[Dataset records — start]

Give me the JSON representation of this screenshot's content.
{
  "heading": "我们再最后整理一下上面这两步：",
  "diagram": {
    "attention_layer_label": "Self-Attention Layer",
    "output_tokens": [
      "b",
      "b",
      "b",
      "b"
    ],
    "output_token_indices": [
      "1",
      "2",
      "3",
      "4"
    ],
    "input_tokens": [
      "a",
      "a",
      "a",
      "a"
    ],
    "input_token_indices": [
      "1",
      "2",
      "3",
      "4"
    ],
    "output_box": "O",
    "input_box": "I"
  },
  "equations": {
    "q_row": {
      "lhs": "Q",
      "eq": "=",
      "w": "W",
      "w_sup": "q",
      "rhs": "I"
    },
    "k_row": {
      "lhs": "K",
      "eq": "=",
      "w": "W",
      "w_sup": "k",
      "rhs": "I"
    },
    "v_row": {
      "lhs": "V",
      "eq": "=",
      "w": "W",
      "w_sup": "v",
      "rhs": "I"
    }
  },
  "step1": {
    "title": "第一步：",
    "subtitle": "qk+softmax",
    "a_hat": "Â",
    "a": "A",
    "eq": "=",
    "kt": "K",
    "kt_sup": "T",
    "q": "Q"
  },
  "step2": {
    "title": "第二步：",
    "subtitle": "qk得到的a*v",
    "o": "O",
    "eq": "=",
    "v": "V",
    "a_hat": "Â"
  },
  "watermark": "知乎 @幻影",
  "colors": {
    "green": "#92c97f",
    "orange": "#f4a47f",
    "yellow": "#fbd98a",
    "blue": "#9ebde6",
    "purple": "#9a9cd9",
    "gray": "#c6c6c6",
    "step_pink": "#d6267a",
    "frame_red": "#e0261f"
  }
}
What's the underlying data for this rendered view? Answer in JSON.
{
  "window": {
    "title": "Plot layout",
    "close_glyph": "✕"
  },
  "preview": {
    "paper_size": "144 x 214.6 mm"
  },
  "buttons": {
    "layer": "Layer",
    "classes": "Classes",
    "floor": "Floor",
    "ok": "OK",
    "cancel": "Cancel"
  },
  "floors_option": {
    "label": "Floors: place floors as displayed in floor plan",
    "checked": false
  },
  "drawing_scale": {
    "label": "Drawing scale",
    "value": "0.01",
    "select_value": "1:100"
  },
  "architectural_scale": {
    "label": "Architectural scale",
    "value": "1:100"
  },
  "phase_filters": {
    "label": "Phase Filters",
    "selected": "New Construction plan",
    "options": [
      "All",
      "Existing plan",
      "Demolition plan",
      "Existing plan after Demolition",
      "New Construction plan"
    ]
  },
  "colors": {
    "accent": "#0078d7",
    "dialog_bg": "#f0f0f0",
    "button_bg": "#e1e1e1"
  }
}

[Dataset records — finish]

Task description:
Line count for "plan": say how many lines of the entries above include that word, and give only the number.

Output for this task:
6